A diagnosis of cancer may lead to social, emotional, psychological and spiritual issues that can cause disruptions to work and family life, hinder a return to good health, weaken adherence to prescribed treatments  and contribute to the high rate of mental disorders in the cancer population [12, 13].
Research has found that the rate of psychological disorders in the cancer population (approximately 30%) [12, 14, 15] is higher than that of both the general population [12, 13] and the general medical patient population . Further, a large amount of research has been done on the usefulness of psychosocial interventions [16-18] and as a result it has been concluded that they have a “consistent beneficial effect” on patients’ emotional, functional, treatment- and disease-related adjustment . Therefore, psychosocial care is now widely recommended in the clinical practice guidelines for treatment of a range of cancers .
The National Comprehensive Cancer Network (2011) distress management guidelines suggest that ALL cancer patients should be screened for distress using a patient reported 0-10 scale.

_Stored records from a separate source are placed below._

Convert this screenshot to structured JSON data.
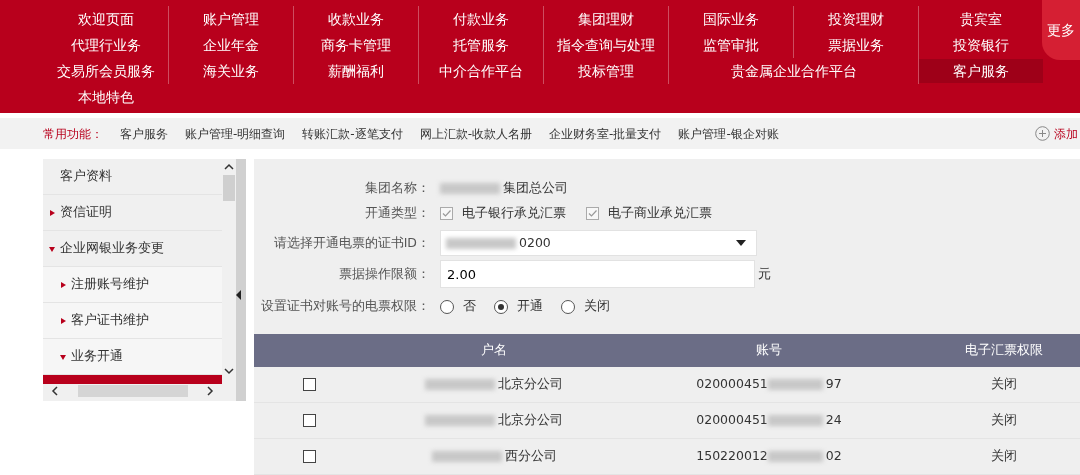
{
  "top_menu": {
    "items": [
      {
        "label": "欢迎页面",
        "selected": false
      },
      {
        "label": "账户管理",
        "selected": false
      },
      {
        "label": "收款业务",
        "selected": false
      },
      {
        "label": "付款业务",
        "selected": false
      },
      {
        "label": "集团理财",
        "selected": false
      },
      {
        "label": "国际业务",
        "selected": false
      },
      {
        "label": "投资理财",
        "selected": false
      },
      {
        "label": "贵宾室",
        "selected": false
      },
      {
        "label": "代理行业务",
        "selected": false
      },
      {
        "label": "企业年金",
        "selected": false
      },
      {
        "label": "商务卡管理",
        "selected": false
      },
      {
        "label": "托管服务",
        "selected": false
      },
      {
        "label": "指令查询与处理",
        "selected": false
      },
      {
        "label": "监管审批",
        "selected": false
      },
      {
        "label": "票据业务",
        "selected": false
      },
      {
        "label": "投资银行",
        "selected": false
      },
      {
        "label": "交易所会员服务",
        "selected": false
      },
      {
        "label": "海关业务",
        "selected": false
      },
      {
        "label": "薪酬福利",
        "selected": false
      },
      {
        "label": "中介合作平台",
        "selected": false
      },
      {
        "label": "投标管理",
        "selected": false
      },
      {
        "label": "贵金属企业合作平台",
        "selected": false,
        "wide": true
      },
      {
        "label": "客户服务",
        "selected": true
      },
      {
        "label": "本地特色",
        "selected": false
      }
    ],
    "more_button": "更多"
  },
  "quick_bar": {
    "label": "常用功能：",
    "links": [
      "客户服务",
      "账户管理-明细查询",
      "转账汇款-逐笔支付",
      "网上汇款-收款人名册",
      "企业财务室-批量支付",
      "账户管理-银企对账"
    ],
    "add_link": "添加"
  },
  "sidebar": {
    "items": [
      {
        "label": "客户资料"
      },
      {
        "label": "资信证明",
        "expanded": false
      },
      {
        "label": "企业网银业务变更",
        "expanded": true,
        "children": [
          {
            "label": "注册账号维护",
            "expanded": false
          },
          {
            "label": "客户证书维护",
            "expanded": false
          },
          {
            "label": "业务开通",
            "expanded": true
          }
        ]
      }
    ]
  },
  "form": {
    "fields": [
      {
        "kind": "text",
        "label": "集团名称：",
        "value": "集团总公司"
      },
      {
        "kind": "checkboxes",
        "label": "开通类型：",
        "options": [
          {
            "label": "电子银行承兑汇票",
            "checked": true
          },
          {
            "label": "电子商业承兑汇票",
            "checked": true
          }
        ]
      },
      {
        "kind": "select",
        "label": "请选择开通电票的证书ID：",
        "value": "0200"
      },
      {
        "kind": "amount",
        "label": "票据操作限额：",
        "value": "2.00",
        "unit": "元"
      },
      {
        "kind": "radios",
        "label": "设置证书对账号的电票权限：",
        "options": [
          {
            "label": "否",
            "selected": false
          },
          {
            "label": "开通",
            "selected": true
          },
          {
            "label": "关闭",
            "selected": false
          }
        ]
      }
    ]
  },
  "table": {
    "columns": [
      "户名",
      "账号",
      "电子汇票权限"
    ],
    "rows": [
      {
        "checked": false,
        "name": "北京分公司",
        "account_start": "020000451",
        "account_end": "97",
        "permission": "关闭"
      },
      {
        "checked": false,
        "name": "北京分公司",
        "account_start": "020000451",
        "account_end": "24",
        "permission": "关闭"
      },
      {
        "checked": false,
        "name": "西分公司",
        "account_start": "150220012",
        "account_end": "02",
        "permission": "关闭"
      }
    ]
  }
}
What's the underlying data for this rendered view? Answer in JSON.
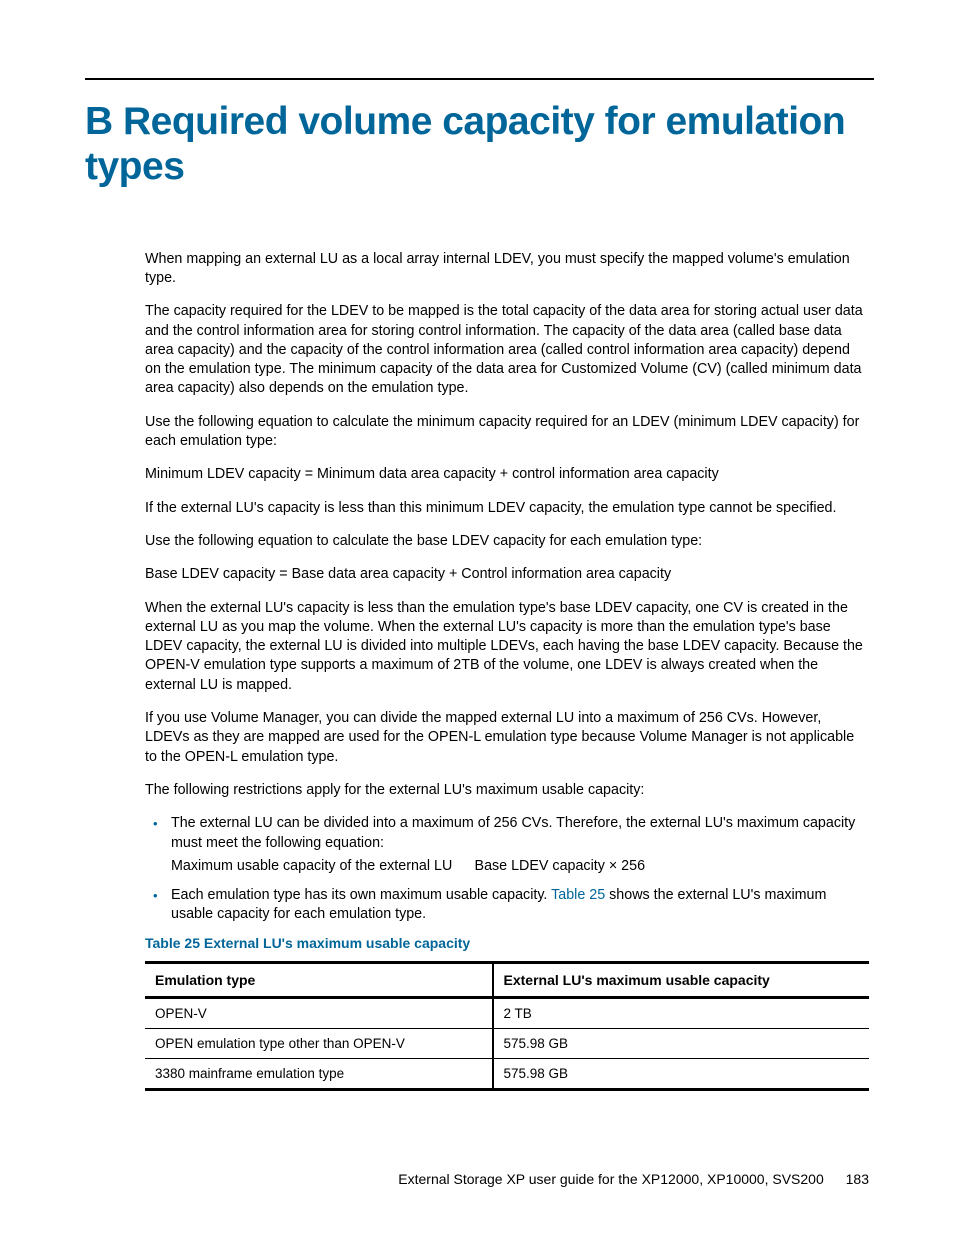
{
  "title": "B Required volume capacity for emulation types",
  "paragraphs": {
    "p1": "When mapping an external LU as a local array internal LDEV, you must specify the mapped volume's emulation type.",
    "p2": "The capacity required for the LDEV to be mapped is the total capacity of the data area for storing actual user data and the control information area for storing control information. The capacity of the data area (called base data area capacity) and the capacity of the control information area (called control information area capacity) depend on the emulation type. The minimum capacity of the data area for Customized Volume (CV) (called minimum data area capacity) also depends on the emulation type.",
    "p3": "Use the following equation to calculate the minimum capacity required for an LDEV (minimum LDEV capacity) for each emulation type:",
    "p4": "Minimum LDEV capacity = Minimum data area capacity + control information area capacity",
    "p5": "If the external LU's capacity is less than this minimum LDEV capacity, the emulation type cannot be specified.",
    "p6": "Use the following equation to calculate the base LDEV capacity for each emulation type:",
    "p7": "Base LDEV capacity = Base data area capacity + Control information area capacity",
    "p8": "When the external LU's capacity is less than the emulation type's base LDEV capacity, one CV is created in the external LU as you map the volume. When the external LU's capacity is more than the emulation type's base LDEV capacity, the external LU is divided into multiple LDEVs, each having the base LDEV capacity. Because the OPEN-V emulation type supports a maximum of 2TB of the volume, one LDEV is always created when the external LU is mapped.",
    "p9": "If you use Volume Manager, you can divide the mapped external LU into a maximum of 256 CVs. However, LDEVs as they are mapped are used for the OPEN-L emulation type because Volume Manager is not applicable to the OPEN-L emulation type.",
    "p10": "The following restrictions apply for the external LU's maximum usable capacity:"
  },
  "bullets": {
    "b1a": "The external LU can be divided into a maximum of 256 CVs. Therefore, the external LU's maximum capacity must meet the following equation:",
    "b1b": "Maximum usable capacity of the external LU   Base LDEV capacity × 256",
    "b2a": "Each emulation type has its own maximum usable capacity. ",
    "b2link": "Table 25",
    "b2b": " shows the external LU's maximum usable capacity for each emulation type."
  },
  "table": {
    "caption": "Table 25 External LU's maximum usable capacity",
    "headers": [
      "Emulation type",
      "External LU's maximum usable capacity"
    ],
    "rows": [
      [
        "OPEN-V",
        "2 TB"
      ],
      [
        "OPEN emulation type other than OPEN-V",
        "575.98 GB"
      ],
      [
        "3380 mainframe emulation type",
        "575.98 GB"
      ]
    ]
  },
  "footer": {
    "text": "External Storage XP user guide for the XP12000, XP10000, SVS200",
    "page": "183"
  }
}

Patients should then be managed according to the clinical practice guidelines, based on these results.
**Please note: The patient service directory section of this website provides a simple tool to allow patients to self-screen for distress and based on their responses, provides feedback on appropriate sources of psychosocial care for rural patients. Please consider referring them to this directory or asking them to complete it with you.